[Dataset excerpts]
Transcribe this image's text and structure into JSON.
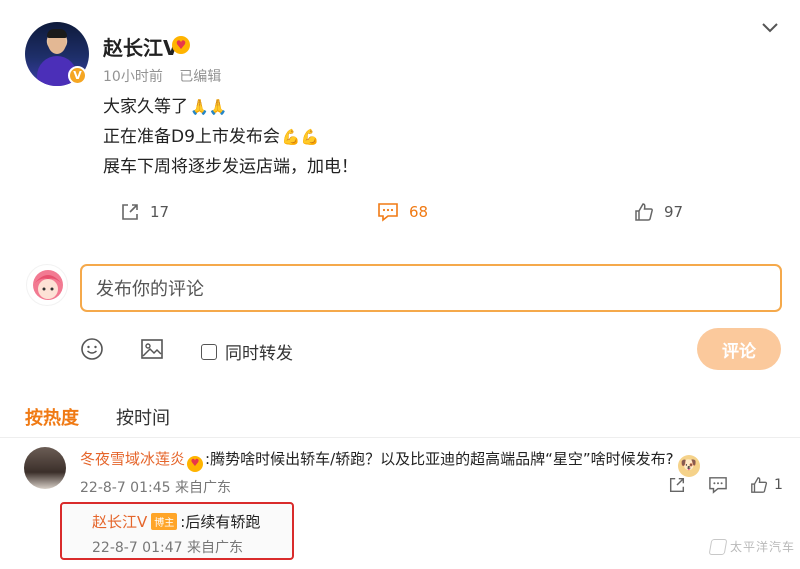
{
  "post": {
    "username": "赵长江V",
    "time": "10小时前",
    "edited": "已编辑",
    "lines": [
      "大家久等了",
      "正在准备D9上市发布会",
      "展车下周将逐步发运店端，加电！"
    ],
    "line_emojis": [
      "🙏🙏",
      "💪💪",
      ""
    ],
    "actions": {
      "repost_count": "17",
      "comment_count": "68",
      "like_count": "97"
    }
  },
  "comment_box": {
    "placeholder": "发布你的评论",
    "repost_label": "同时转发",
    "submit_label": "评论"
  },
  "sort_tabs": {
    "hot": "按热度",
    "time": "按时间"
  },
  "comment": {
    "user": "冬夜雪域冰莲炎",
    "text": ":腾势啥时候出轿车/轿跑？以及比亚迪的超高端品牌“星空”啥时候发布?",
    "meta": "22-8-7 01:45 来自广东",
    "like_count": "1"
  },
  "reply": {
    "user": "赵长江V",
    "tag": "博主",
    "text": ":后续有轿跑",
    "meta": "22-8-7 01:47 来自广东"
  },
  "watermark": "太平洋汽车",
  "colors": {
    "accent": "#f07a14",
    "input_border": "#f5a94b",
    "button_bg": "#fbc99c",
    "username_link": "#e5652b",
    "highlight_box": "#d92b2b"
  }
}
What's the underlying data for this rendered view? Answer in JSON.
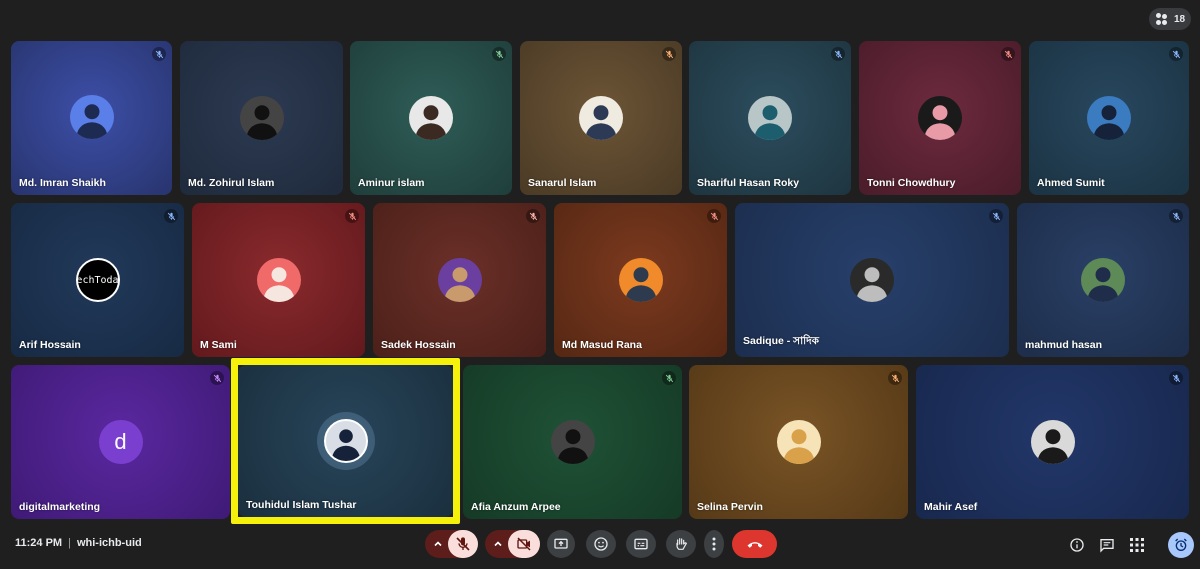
{
  "participant_count": "18",
  "tiles": [
    {
      "name": "Md. Imran Shaikh",
      "muted": true
    },
    {
      "name": "Md. Zohirul Islam",
      "muted": false
    },
    {
      "name": "Aminur islam",
      "muted": true
    },
    {
      "name": "Sanarul Islam",
      "muted": true
    },
    {
      "name": "Shariful Hasan Roky",
      "muted": true
    },
    {
      "name": "Tonni Chowdhury",
      "muted": true
    },
    {
      "name": "Ahmed Sumit",
      "muted": true
    },
    {
      "name": "Arif Hossain",
      "muted": true,
      "avatar_text": [
        "Tech",
        "Today"
      ]
    },
    {
      "name": "M Sami",
      "muted": true
    },
    {
      "name": "Sadek Hossain",
      "muted": true
    },
    {
      "name": "Md Masud Rana",
      "muted": true
    },
    {
      "name": "Sadique - সাদিক",
      "muted": true
    },
    {
      "name": "mahmud hasan",
      "muted": true
    },
    {
      "name": "digitalmarketing",
      "muted": true,
      "avatar_letter": "d"
    },
    {
      "name": "Touhidul Islam Tushar",
      "muted": false,
      "highlighted": true
    },
    {
      "name": "Afia Anzum Arpee",
      "muted": true
    },
    {
      "name": "Selina Pervin",
      "muted": true
    },
    {
      "name": "Mahir Asef",
      "muted": true
    }
  ],
  "meeting": {
    "time": "11:24 PM",
    "separator": "|",
    "code": "whi-ichb-uid"
  },
  "controls": [
    {
      "name": "mic-options",
      "icon": "chevron-up-icon"
    },
    {
      "name": "mic-toggle",
      "icon": "mic-off-icon",
      "state": "off"
    },
    {
      "name": "camera-options",
      "icon": "chevron-up-icon"
    },
    {
      "name": "camera-toggle",
      "icon": "videocam-off-icon",
      "state": "off"
    },
    {
      "name": "present",
      "icon": "present-screen-icon"
    },
    {
      "name": "reactions",
      "icon": "emoji-icon"
    },
    {
      "name": "captions",
      "icon": "captions-icon"
    },
    {
      "name": "raise-hand",
      "icon": "hand-icon"
    },
    {
      "name": "more-options",
      "icon": "more-vert-icon"
    },
    {
      "name": "leave-call",
      "icon": "call-end-icon"
    }
  ],
  "right_controls": [
    "info-icon",
    "chat-icon",
    "apps-grid-icon",
    "activities-icon"
  ],
  "colors": {
    "highlight": "#f5f10a",
    "end_call": "#dc362e",
    "muted_control": "#f9dedc",
    "background": "#1f1f1f"
  }
}
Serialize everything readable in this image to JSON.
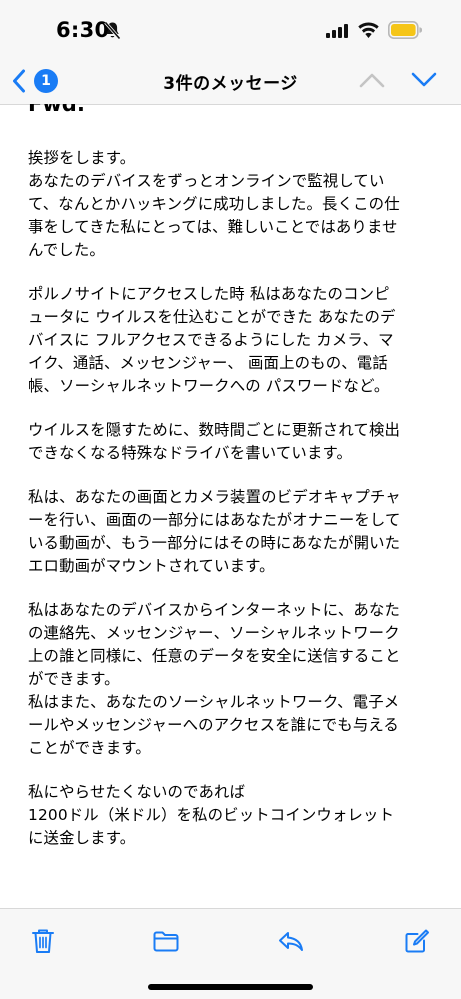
{
  "status_bar": {
    "time": "6:30",
    "icons": [
      "bell-slash-icon",
      "cellular-signal-icon",
      "wifi-icon",
      "battery-low-power-icon"
    ],
    "battery_color": "#f5c518"
  },
  "nav_bar": {
    "back_badge": "1",
    "title": "3件のメッセージ",
    "icons": [
      "chevron-left-icon",
      "chevron-up-icon",
      "chevron-down-icon"
    ],
    "accent_color": "#1a7cf5",
    "disabled_color": "#c4c4c4"
  },
  "message": {
    "heading": "Fwd:",
    "paragraphs": [
      {
        "lines": [
          "挨拶をします。",
          "あなたのデバイスをずっとオンラインで監視してい",
          "て、なんとかハッキングに成功しました。長くこの仕",
          "事をしてきた私にとっては、難しいことではありませ",
          "んでした。"
        ]
      },
      {
        "lines": [
          "ポルノサイトにアクセスした時 私はあなたのコンピ",
          "ュータに ウイルスを仕込むことができた あなたのデ",
          "バイスに フルアクセスできるようにした カメラ、マ",
          "イク、通話、メッセンジャー、 画面上のもの、電話",
          "帳、ソーシャルネットワークへの パスワードなど。"
        ]
      },
      {
        "lines": [
          "ウイルスを隠すために、数時間ごとに更新されて検出",
          "できなくなる特殊なドライバを書いています。"
        ]
      },
      {
        "lines": [
          "私は、あなたの画面とカメラ装置のビデオキャプチャ",
          "ーを行い、画面の一部分にはあなたがオナニーをして",
          "いる動画が、もう一部分にはその時にあなたが開いた",
          "エロ動画がマウントされています。"
        ]
      },
      {
        "lines": [
          "私はあなたのデバイスからインターネットに、あなた",
          "の連絡先、メッセンジャー、ソーシャルネットワーク",
          "上の誰と同様に、任意のデータを安全に送信すること",
          "ができます。",
          "私はまた、あなたのソーシャルネットワーク、電子メ",
          "ールやメッセンジャーへのアクセスを誰にでも与える",
          "ことができます。"
        ]
      },
      {
        "lines": [
          "私にやらせたくないのであれば",
          "1200ドル（米ドル）を私のビットコインウォレット",
          "に送金します。"
        ]
      }
    ]
  },
  "toolbar": {
    "icons": [
      "trash-icon",
      "folder-icon",
      "reply-icon",
      "compose-icon"
    ]
  }
}
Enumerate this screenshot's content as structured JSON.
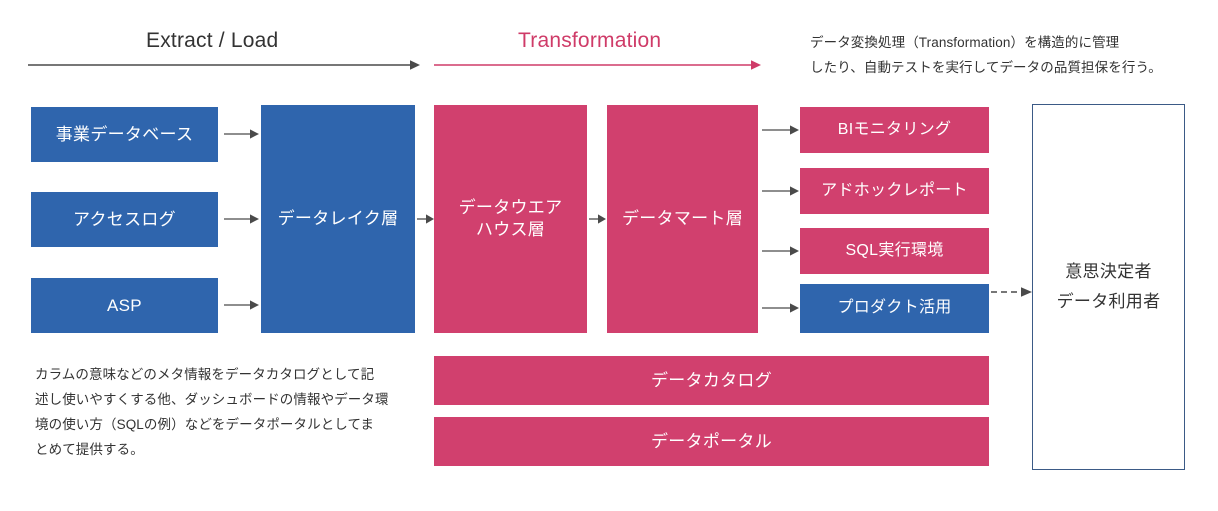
{
  "phases": [
    {
      "id": "extract_load",
      "label": "Extract / Load",
      "color": "#333333"
    },
    {
      "id": "transformation",
      "label": "Transformation",
      "color": "#cf3b68"
    }
  ],
  "notes": {
    "transformation_note": {
      "lines": [
        "データ変換処理（Transformation）を構造的に管理",
        "したり、自動テストを実行してデータの品質担保を行う。"
      ]
    },
    "catalog_note": {
      "lines": [
        "カラムの意味などのメタ情報をデータカタログとして記",
        "述し使いやすくする他、ダッシュボードの情報やデータ環",
        "境の使い方（SQLの例）などをデータポータルとしてま",
        "とめて提供する。"
      ]
    }
  },
  "sources": [
    {
      "id": "business_db",
      "label": "事業データベース",
      "color": "#2f65ad"
    },
    {
      "id": "access_log",
      "label": "アクセスログ",
      "color": "#2f65ad"
    },
    {
      "id": "asp",
      "label": "ASP",
      "color": "#2f65ad"
    }
  ],
  "layers": [
    {
      "id": "data_lake",
      "label": "データレイク層",
      "color": "#2f65ad"
    },
    {
      "id": "warehouse",
      "label": "データウエア\nハウス層",
      "line1": "データウエア",
      "line2": "ハウス層",
      "color": "#d1406e"
    },
    {
      "id": "data_mart",
      "label": "データマート層",
      "color": "#d1406e"
    }
  ],
  "consumers": [
    {
      "id": "bi_monitoring",
      "label": "BIモニタリング",
      "color": "#d1406e"
    },
    {
      "id": "adhoc_report",
      "label": "アドホックレポート",
      "color": "#d1406e"
    },
    {
      "id": "sql_env",
      "label": "SQL実行環境",
      "color": "#d1406e"
    },
    {
      "id": "product_usage",
      "label": "プロダクト活用",
      "color": "#2f65ad"
    }
  ],
  "support": [
    {
      "id": "data_catalog",
      "label": "データカタログ",
      "color": "#d1406e"
    },
    {
      "id": "data_portal",
      "label": "データポータル",
      "color": "#d1406e"
    }
  ],
  "audience": {
    "id": "decision_makers",
    "line1": "意思決定者",
    "line2": "データ利用者",
    "border_color": "#3b5a86"
  },
  "colors": {
    "blue": "#2f65ad",
    "pink": "#d1406e",
    "arrow_dark": "#4a4a4a",
    "arrow_pink": "#cf3b68",
    "outline": "#3b5a86",
    "text": "#333333"
  }
}
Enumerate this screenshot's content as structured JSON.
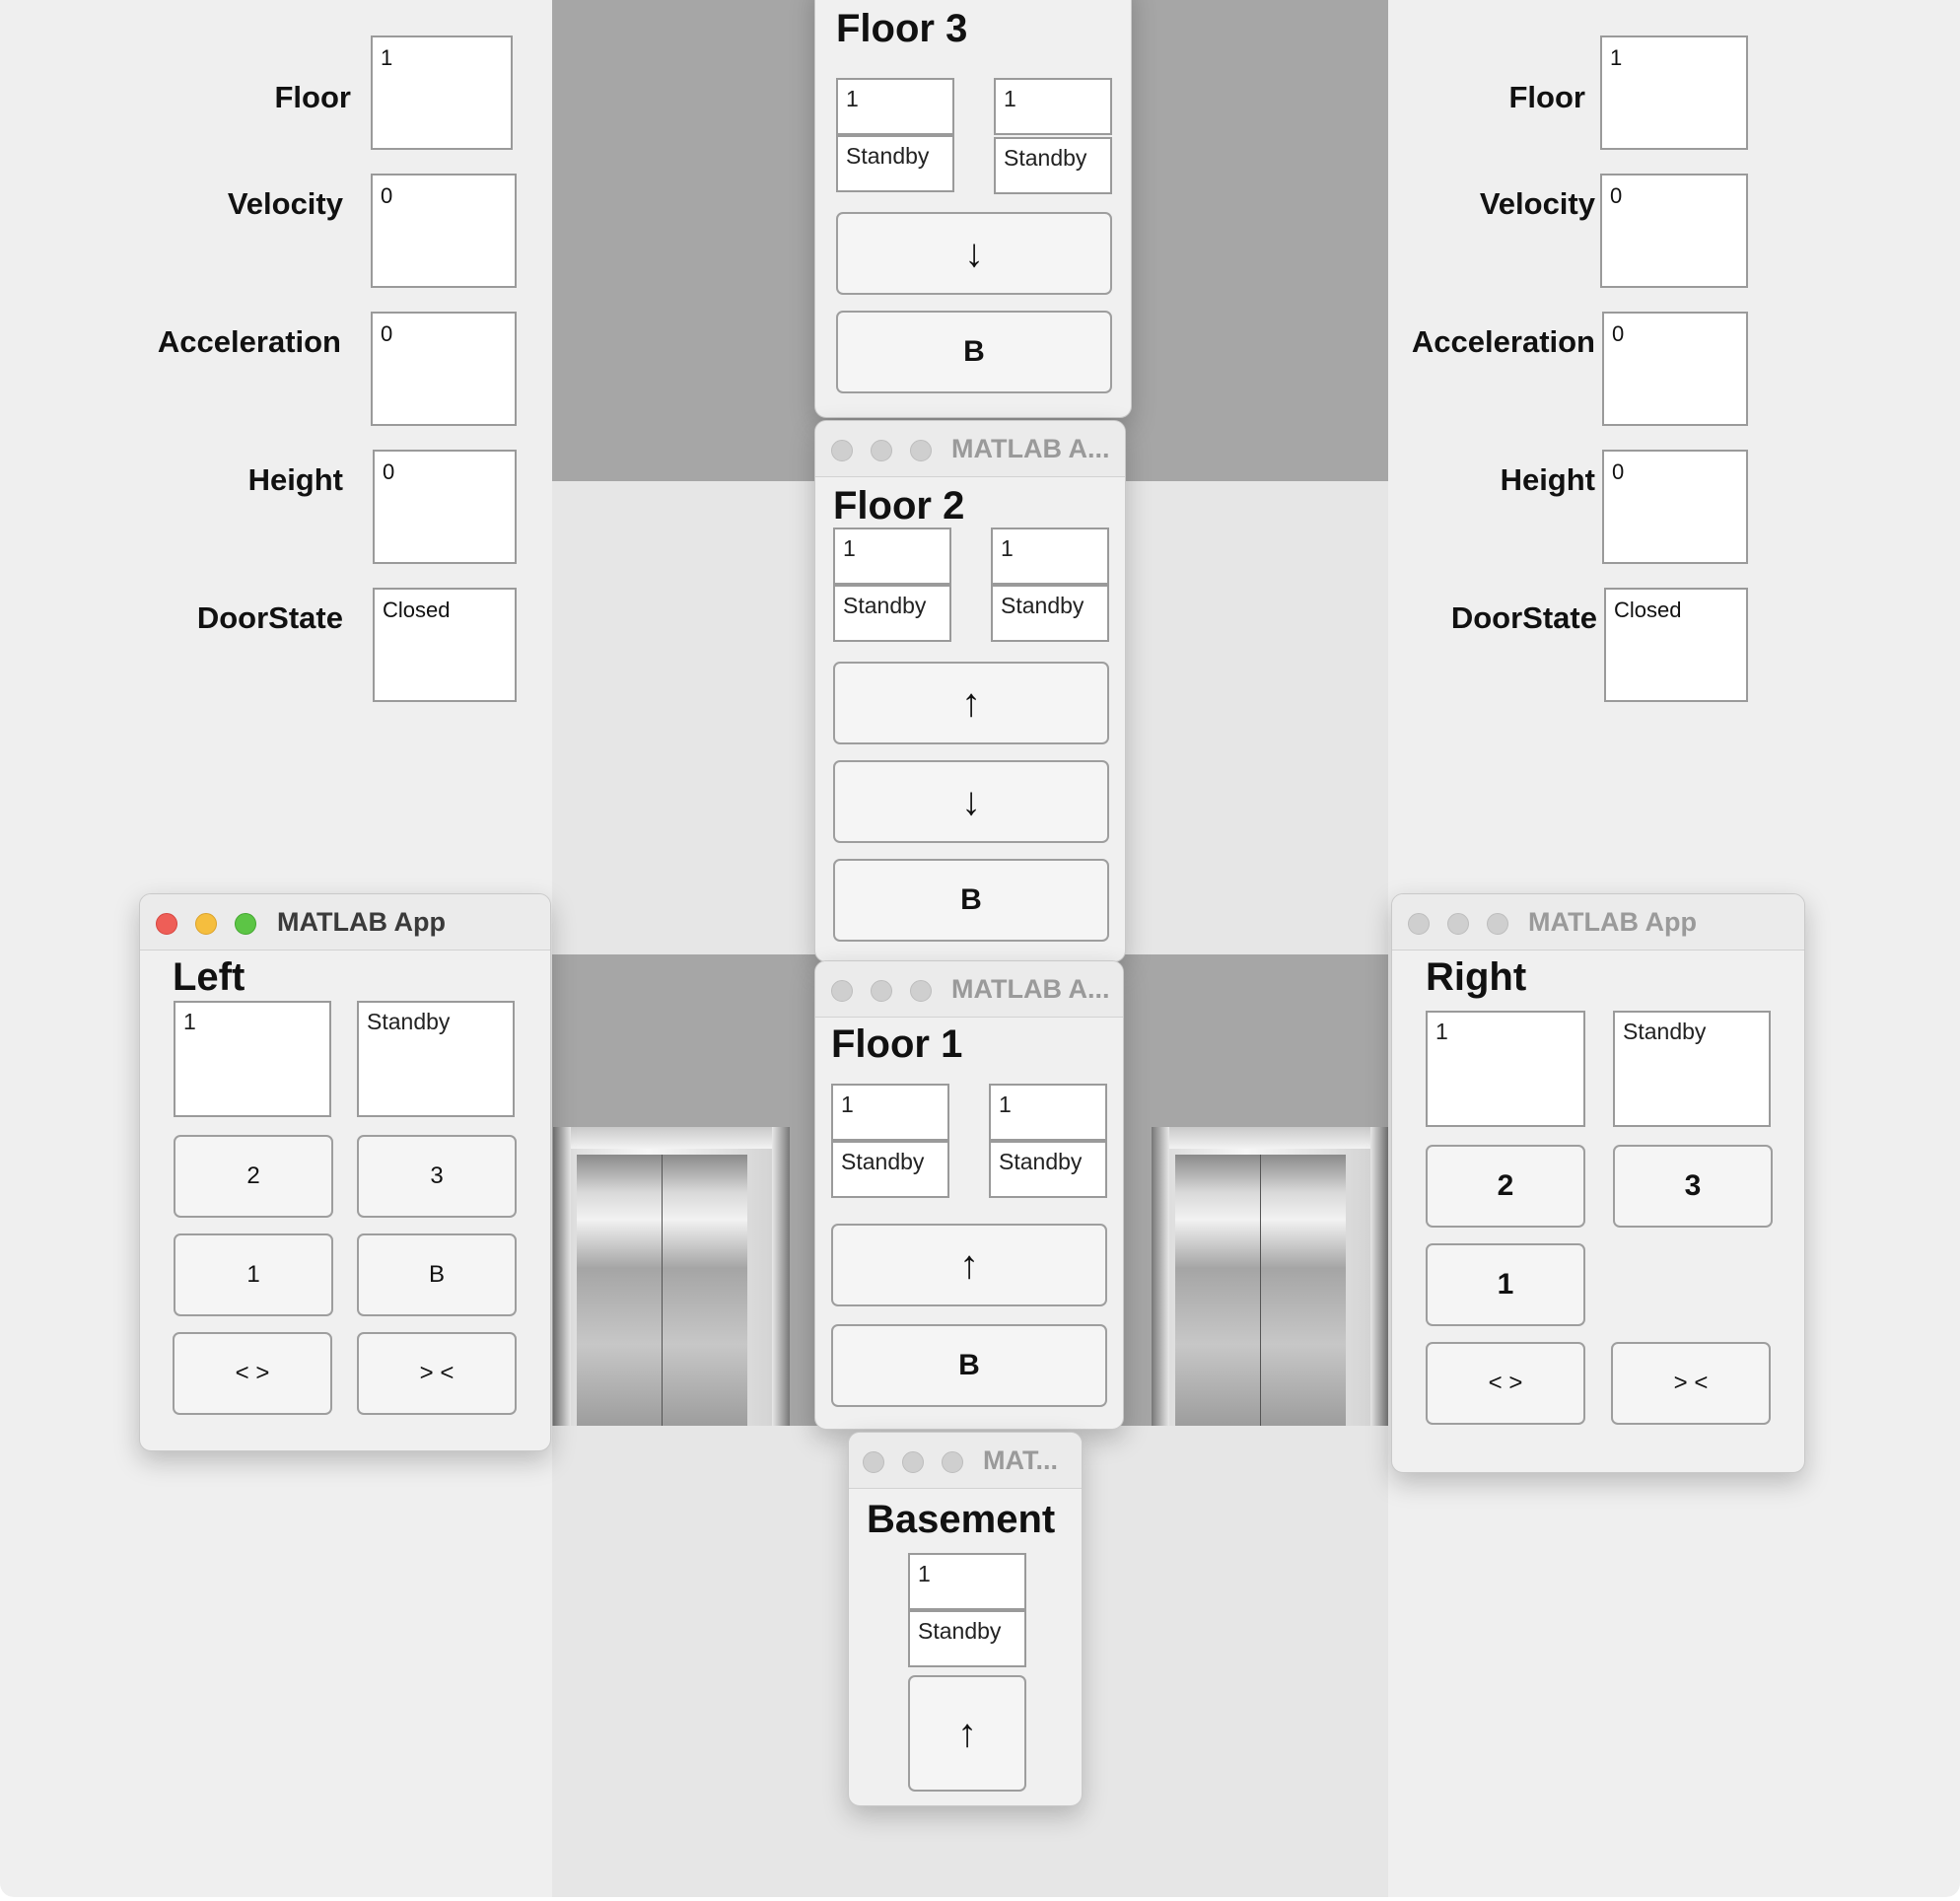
{
  "left_panel": {
    "fields": [
      {
        "label": "Floor",
        "value": "1"
      },
      {
        "label": "Velocity",
        "value": "0"
      },
      {
        "label": "Acceleration",
        "value": "0"
      },
      {
        "label": "Height",
        "value": "0"
      },
      {
        "label": "DoorState",
        "value": "Closed"
      }
    ]
  },
  "right_panel": {
    "fields": [
      {
        "label": "Floor",
        "value": "1"
      },
      {
        "label": "Velocity",
        "value": "0"
      },
      {
        "label": "Acceleration",
        "value": "0"
      },
      {
        "label": "Height",
        "value": "0"
      },
      {
        "label": "DoorState",
        "value": "Closed"
      }
    ]
  },
  "floor3": {
    "heading": "Floor 3",
    "left_floor": "1",
    "left_state": "Standby",
    "right_floor": "1",
    "right_state": "Standby",
    "down_label": "↓",
    "b_label": "B"
  },
  "floor2": {
    "window_title": "MATLAB A...",
    "heading": "Floor 2",
    "left_floor": "1",
    "left_state": "Standby",
    "right_floor": "1",
    "right_state": "Standby",
    "up_label": "↑",
    "down_label": "↓",
    "b_label": "B"
  },
  "floor1": {
    "window_title": "MATLAB A...",
    "heading": "Floor 1",
    "left_floor": "1",
    "left_state": "Standby",
    "right_floor": "1",
    "right_state": "Standby",
    "up_label": "↑",
    "b_label": "B"
  },
  "basement": {
    "window_title": "MAT...",
    "heading": "Basement",
    "floor": "1",
    "state": "Standby",
    "up_label": "↑"
  },
  "left_car": {
    "window_title": "MATLAB App",
    "heading": "Left",
    "floor": "1",
    "state": "Standby",
    "btn_2": "2",
    "btn_3": "3",
    "btn_1": "1",
    "btn_b": "B",
    "open_label": "< >",
    "close_label": "> <"
  },
  "right_car": {
    "window_title": "MATLAB App",
    "heading": "Right",
    "floor": "1",
    "state": "Standby",
    "btn_2": "2",
    "btn_3": "3",
    "btn_1": "1",
    "open_label": "< >",
    "close_label": "> <"
  },
  "colors": {
    "traffic_red": "#ee5e57",
    "traffic_yellow": "#f5be3e",
    "traffic_green": "#5cc545",
    "shaft_gray": "#a6a6a6"
  }
}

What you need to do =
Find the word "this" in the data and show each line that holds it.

Finished task =
Transcribe this image's text and structure into JSON.
What's the underlying data for this rendered view? Answer in JSON.
Serialize everything readable in this image to JSON.
Enumerate this screenshot's content as structured JSON.
Enumerate this screenshot's content as structured JSON.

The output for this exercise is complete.